- ASSIGNMENT -
All entries below are to be reproduced exactly.

- RECORDS FOR THIS TASK -

= Beginning of Section =

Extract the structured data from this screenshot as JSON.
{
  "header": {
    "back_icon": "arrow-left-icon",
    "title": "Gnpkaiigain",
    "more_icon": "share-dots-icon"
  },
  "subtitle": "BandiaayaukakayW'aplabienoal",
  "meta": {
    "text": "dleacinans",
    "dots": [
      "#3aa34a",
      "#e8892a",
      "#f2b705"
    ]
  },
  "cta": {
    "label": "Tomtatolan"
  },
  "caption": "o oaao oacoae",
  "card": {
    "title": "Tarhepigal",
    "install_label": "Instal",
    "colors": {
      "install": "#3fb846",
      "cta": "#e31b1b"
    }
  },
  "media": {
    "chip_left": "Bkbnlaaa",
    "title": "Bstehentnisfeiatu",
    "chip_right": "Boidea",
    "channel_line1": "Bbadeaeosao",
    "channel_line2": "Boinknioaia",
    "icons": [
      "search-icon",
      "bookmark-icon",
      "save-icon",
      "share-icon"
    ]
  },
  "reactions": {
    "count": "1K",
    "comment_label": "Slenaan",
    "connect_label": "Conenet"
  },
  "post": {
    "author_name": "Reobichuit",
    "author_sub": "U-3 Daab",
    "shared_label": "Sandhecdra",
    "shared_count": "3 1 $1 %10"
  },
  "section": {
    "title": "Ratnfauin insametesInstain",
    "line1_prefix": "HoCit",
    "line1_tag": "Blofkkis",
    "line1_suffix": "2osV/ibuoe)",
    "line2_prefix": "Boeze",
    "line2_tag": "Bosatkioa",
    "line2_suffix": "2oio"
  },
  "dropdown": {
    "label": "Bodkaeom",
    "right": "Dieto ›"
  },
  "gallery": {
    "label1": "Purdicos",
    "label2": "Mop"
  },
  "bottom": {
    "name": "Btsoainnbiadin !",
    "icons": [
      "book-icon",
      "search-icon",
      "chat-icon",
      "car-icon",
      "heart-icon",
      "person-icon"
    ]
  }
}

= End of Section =

- ANSWER BELOW -
Extract the structured data from this screenshot as JSON.
{
  "header": {
    "back_icon": "arrow-left-icon",
    "title": "Gnpkaiigain",
    "more_icon": "share-dots-icon"
  },
  "subtitle": "BandiaayaukakayW'aplabienoal",
  "meta": {
    "text": "dleacinans",
    "dots": [
      "#3aa34a",
      "#e8892a",
      "#f2b705"
    ]
  },
  "cta": {
    "label": "Tomtatolan"
  },
  "caption": "o oaao oacoae",
  "card": {
    "title": "Tarhepigal",
    "install_label": "Instal",
    "colors": {
      "install": "#3fb846",
      "cta": "#e31b1b"
    }
  },
  "media": {
    "chip_left": "Bkbnlaaa",
    "title": "Bstehentnisfeiatu",
    "chip_right": "Boidea",
    "channel_line1": "Bbadeaeosao",
    "channel_line2": "Boinknioaia",
    "icons": [
      "search-icon",
      "bookmark-icon",
      "save-icon",
      "share-icon"
    ]
  },
  "reactions": {
    "count": "1K",
    "comment_label": "Slenaan",
    "connect_label": "Conenet"
  },
  "post": {
    "author_name": "Reobichuit",
    "author_sub": "U-3 Daab",
    "shared_label": "Sandhecdra",
    "shared_count": "3 1 $1 %10"
  },
  "section": {
    "title": "Ratnfauin insametesInstain",
    "line1_prefix": "HoCit",
    "line1_tag": "Blofkkis",
    "line1_suffix": "2osV/ibuoe)",
    "line2_prefix": "Boeze",
    "line2_tag": "Bosatkioa",
    "line2_suffix": "2oio"
  },
  "dropdown": {
    "label": "Bodkaeom",
    "right": "Dieto ›"
  },
  "gallery": {
    "label1": "Purdicos",
    "label2": "Mop"
  },
  "bottom": {
    "name": "Btsoainnbiadin !",
    "icons": [
      "book-icon",
      "search-icon",
      "chat-icon",
      "car-icon",
      "heart-icon",
      "person-icon"
    ]
  }
}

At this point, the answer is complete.